• [AIM OF THE EXERCISE]: A line belongs in the answer only if it contains the word "value"; copy every such line from the listing below.

• [RECORDS TO PROCESS]:

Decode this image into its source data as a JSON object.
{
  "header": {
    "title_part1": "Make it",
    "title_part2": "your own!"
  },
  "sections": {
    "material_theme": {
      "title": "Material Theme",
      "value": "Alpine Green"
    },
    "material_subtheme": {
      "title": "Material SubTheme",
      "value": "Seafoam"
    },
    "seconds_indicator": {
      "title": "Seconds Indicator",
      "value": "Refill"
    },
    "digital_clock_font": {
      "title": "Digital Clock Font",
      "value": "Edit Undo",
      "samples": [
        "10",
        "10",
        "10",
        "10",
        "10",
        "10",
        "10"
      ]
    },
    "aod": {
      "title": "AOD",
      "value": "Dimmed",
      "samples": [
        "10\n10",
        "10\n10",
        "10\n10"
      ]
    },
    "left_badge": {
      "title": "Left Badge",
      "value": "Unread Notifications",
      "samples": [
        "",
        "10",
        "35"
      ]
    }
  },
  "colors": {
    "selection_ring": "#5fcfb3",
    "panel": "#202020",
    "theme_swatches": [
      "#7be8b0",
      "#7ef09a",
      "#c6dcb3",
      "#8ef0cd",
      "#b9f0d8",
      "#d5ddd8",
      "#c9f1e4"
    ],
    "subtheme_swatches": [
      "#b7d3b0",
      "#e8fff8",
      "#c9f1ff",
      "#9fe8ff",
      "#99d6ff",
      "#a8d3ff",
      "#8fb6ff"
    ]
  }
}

• [SOLUTION FOR THIS EXERCISE]:
      "value": "Alpine Green"
      "value": "Seafoam"
      "value": "Refill"
      "value": "Edit Undo",
      "value": "Dimmed",
      "value": "Unread Notifications",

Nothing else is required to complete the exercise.